Paisley thinks he's special
Thursday, October 31, 2019
– "Brad Paisley Thinks He's Special" is set to air in early December on ABC.
The variety special, scheduled for Tuesday, Dec. 3 at 8 p.m. eastern, will includePaisley's signature humor, field pieces and musical performances in a evening filmed at the Nashville War Auditorium.
"Brad Paisley Thinks He's Special" will be produced by Sony Pictures Television. Paisley, Jane Mun, RAC Clark, Bill Simmons and Kendal Marcy will serve as executive producers.
Those slated to appear include Kelsea Ballerini, Hootie & The Blowfish, the Jonas Brothers, host of ABC's "The Bachelor" franchise Chris Harrison, Peyton Manning, Tim McGraw and Darius Rucker and Carrie Underwood.
More news for Brad Paisley
CD reviews for Brad Paisley
Brad Paisley isn't content to keep doing the same old. In fact, this is probably the least traditional country outing in his career. Yet, a few things remain intact - great guitar playing and singing and a sense of humor without being too kitschy.
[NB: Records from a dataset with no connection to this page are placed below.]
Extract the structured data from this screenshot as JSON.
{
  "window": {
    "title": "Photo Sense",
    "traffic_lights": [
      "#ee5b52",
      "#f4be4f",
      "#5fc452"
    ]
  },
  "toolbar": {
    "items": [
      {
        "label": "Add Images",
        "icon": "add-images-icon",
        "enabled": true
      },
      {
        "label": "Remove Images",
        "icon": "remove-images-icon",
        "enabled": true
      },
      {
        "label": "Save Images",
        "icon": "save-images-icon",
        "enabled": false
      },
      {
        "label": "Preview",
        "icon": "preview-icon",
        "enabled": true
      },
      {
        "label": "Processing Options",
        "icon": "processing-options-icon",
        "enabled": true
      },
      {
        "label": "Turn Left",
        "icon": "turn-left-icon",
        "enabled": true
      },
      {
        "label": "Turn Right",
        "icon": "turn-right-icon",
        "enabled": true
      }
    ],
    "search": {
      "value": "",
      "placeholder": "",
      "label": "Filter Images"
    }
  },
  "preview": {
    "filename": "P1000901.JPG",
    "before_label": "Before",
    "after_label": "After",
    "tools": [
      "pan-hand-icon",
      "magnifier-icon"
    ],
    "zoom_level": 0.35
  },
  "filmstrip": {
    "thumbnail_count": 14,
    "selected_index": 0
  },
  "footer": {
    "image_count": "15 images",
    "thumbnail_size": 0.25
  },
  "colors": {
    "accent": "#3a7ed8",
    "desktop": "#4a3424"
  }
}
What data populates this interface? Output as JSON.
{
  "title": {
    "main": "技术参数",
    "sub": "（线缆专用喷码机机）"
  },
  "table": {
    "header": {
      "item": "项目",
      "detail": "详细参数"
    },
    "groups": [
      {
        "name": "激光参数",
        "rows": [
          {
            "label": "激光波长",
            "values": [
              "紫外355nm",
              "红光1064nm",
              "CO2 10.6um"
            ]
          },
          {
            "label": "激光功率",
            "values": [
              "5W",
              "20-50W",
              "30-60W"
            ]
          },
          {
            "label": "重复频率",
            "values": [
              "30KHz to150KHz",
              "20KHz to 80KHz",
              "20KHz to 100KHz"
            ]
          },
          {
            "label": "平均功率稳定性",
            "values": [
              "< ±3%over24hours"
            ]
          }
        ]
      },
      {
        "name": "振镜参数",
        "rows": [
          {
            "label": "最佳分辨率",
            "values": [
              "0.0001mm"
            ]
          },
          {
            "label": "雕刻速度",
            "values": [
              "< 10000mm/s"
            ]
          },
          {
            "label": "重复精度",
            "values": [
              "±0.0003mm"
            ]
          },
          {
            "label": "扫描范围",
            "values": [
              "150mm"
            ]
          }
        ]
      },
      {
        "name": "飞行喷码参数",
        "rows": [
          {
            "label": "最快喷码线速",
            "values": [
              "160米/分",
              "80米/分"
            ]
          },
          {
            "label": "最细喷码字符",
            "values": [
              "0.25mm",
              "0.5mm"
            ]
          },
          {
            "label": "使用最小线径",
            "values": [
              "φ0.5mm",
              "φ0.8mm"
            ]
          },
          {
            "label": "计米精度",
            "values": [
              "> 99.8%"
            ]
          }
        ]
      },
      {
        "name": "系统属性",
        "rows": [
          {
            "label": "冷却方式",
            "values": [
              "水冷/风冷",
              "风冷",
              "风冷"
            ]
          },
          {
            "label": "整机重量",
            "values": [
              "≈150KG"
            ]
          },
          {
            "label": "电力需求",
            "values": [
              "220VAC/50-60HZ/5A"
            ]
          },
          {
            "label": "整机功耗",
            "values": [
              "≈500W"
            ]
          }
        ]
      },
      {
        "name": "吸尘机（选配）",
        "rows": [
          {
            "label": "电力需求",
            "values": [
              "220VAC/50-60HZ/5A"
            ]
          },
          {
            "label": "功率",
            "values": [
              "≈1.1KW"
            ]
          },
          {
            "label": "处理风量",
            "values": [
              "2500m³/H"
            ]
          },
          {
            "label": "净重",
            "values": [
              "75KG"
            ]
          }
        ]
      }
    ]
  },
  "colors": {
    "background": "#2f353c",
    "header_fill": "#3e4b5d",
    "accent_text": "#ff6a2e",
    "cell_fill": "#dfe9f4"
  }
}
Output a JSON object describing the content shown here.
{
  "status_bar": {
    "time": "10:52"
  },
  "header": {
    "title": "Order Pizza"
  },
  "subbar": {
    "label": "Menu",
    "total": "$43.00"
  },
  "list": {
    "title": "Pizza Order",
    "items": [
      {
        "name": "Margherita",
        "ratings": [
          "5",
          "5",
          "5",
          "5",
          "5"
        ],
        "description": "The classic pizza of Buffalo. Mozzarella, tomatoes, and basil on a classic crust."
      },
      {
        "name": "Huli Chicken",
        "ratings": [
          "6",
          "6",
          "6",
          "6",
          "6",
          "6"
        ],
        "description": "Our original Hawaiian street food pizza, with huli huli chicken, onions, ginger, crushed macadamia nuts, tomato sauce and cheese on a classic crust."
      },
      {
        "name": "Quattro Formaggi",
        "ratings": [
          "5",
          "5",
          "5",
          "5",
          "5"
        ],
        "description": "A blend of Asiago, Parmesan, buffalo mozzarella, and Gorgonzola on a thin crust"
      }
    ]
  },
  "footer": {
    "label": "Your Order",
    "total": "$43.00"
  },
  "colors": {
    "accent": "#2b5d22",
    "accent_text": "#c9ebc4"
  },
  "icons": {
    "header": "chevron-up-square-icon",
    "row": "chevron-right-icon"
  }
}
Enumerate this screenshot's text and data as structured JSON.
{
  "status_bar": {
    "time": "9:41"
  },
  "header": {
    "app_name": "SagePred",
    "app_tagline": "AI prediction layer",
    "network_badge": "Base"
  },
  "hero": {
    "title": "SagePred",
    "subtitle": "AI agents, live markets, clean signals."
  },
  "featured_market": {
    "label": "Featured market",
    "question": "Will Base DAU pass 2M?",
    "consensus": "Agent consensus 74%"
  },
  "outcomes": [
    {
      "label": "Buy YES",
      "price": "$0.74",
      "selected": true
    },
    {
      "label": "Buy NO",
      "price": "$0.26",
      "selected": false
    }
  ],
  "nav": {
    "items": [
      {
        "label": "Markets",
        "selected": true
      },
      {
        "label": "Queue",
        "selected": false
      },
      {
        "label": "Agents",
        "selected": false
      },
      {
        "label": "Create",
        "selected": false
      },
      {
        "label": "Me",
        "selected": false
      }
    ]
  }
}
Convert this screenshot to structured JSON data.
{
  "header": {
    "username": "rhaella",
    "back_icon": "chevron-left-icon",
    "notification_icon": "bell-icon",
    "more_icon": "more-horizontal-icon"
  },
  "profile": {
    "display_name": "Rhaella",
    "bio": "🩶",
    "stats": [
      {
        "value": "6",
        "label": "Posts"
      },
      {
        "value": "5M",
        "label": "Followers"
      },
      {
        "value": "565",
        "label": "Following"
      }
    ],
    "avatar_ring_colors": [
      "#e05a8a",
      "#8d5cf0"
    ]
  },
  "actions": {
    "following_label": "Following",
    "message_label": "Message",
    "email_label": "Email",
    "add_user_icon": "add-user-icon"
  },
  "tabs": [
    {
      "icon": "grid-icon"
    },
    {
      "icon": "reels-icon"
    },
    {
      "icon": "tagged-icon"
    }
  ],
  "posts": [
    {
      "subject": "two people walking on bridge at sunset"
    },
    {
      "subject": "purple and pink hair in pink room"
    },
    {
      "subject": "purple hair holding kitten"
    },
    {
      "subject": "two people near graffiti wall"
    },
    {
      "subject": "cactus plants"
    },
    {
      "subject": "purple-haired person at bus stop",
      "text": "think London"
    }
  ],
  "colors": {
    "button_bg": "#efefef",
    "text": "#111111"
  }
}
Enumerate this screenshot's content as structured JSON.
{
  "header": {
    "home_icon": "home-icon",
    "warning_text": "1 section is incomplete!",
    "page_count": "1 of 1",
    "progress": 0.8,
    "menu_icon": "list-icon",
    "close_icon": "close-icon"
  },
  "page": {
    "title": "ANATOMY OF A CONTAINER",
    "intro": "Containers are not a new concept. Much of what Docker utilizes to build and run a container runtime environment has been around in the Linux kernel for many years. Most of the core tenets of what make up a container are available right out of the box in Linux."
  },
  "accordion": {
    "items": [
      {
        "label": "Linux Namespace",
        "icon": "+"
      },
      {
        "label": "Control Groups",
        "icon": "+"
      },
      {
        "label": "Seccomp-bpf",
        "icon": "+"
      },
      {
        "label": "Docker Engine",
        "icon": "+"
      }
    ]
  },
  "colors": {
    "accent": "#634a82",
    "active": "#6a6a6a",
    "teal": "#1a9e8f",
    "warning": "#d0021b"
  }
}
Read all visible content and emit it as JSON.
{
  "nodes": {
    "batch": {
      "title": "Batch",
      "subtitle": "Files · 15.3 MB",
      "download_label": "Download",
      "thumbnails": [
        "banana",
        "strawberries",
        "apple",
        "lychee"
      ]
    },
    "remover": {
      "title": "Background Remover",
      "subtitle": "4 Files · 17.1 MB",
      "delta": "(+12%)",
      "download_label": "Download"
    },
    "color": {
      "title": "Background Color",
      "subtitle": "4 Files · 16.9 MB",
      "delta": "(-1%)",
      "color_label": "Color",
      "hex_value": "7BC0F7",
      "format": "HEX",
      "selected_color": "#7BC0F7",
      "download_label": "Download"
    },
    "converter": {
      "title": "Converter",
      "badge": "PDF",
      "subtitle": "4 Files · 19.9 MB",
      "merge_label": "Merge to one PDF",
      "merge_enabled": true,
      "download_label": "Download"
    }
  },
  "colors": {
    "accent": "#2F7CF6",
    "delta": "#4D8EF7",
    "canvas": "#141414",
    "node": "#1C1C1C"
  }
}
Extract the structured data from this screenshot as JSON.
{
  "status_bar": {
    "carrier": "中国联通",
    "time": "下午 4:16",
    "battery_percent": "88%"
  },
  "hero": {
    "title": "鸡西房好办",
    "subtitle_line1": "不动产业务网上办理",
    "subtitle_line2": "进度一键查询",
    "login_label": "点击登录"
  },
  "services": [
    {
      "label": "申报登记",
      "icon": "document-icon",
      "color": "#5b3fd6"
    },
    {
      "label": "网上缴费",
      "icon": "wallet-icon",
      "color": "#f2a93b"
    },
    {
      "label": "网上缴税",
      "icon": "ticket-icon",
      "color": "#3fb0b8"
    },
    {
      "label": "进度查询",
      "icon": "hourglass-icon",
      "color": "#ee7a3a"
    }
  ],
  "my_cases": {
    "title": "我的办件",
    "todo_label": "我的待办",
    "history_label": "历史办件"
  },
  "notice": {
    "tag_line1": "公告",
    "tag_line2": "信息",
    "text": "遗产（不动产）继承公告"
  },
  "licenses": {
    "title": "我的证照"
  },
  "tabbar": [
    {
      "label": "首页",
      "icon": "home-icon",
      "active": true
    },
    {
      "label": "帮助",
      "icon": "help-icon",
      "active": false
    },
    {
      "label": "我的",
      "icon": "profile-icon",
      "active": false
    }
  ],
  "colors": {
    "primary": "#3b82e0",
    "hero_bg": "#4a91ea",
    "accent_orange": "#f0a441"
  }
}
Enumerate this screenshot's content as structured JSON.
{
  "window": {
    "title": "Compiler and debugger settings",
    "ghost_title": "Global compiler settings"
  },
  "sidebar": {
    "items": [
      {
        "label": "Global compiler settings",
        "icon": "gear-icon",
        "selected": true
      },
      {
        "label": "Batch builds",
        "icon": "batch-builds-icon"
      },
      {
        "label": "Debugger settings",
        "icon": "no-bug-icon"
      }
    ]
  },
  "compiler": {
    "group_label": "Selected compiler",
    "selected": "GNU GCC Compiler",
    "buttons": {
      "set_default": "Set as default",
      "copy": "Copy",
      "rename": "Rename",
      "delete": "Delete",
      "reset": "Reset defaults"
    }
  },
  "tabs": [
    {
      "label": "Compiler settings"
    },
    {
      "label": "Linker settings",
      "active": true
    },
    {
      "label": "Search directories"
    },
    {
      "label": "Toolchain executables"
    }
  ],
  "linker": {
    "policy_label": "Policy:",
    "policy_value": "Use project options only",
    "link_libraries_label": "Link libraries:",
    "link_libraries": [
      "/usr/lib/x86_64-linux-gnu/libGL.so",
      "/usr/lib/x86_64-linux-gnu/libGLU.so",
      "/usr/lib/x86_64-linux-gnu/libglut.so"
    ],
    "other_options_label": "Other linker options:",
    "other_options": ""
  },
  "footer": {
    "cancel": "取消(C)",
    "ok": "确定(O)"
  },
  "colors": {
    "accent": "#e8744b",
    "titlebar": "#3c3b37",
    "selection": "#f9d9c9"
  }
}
In fact, Paisley manages to combine the ultra serious with his typical sense of humor. The seriousness is never more apparent from Paisley than on the controversial Accidental Racist with LL Cool J, who helped write and perform it. ...
Brad Paisley's new live hits CD is a bit of a tease. That's because it only goes half way in replicating the true live Paisley experience. Watching the accompanying concert videos at a Paisley show, whether the venue screen is showing Andy Griffith during Waitin' on a Woman or the montage of recently-deceased celebrities that accompanies When I Get Where I'm Going, reveal how Paisley simply must be seen to be fully enjoyed.
Nevertheless, Paisley in concert and captured on ...
Brad Paisley has grown up on his eighth album. Yes, the West Virginian maintains a sense of humor, but apparently aging has left its mark on a maturing singer who has never forsaken his country roots. That is ever so apparent in songs like Anything Like Me and Oh Yeah, You're Gone. The former finds Paisley looking at the passage of time through his son's life in a tender, but not sappy look. On the latter, he's a five-year-old boy who doesn't get what he wants, which his grandfather notices. ...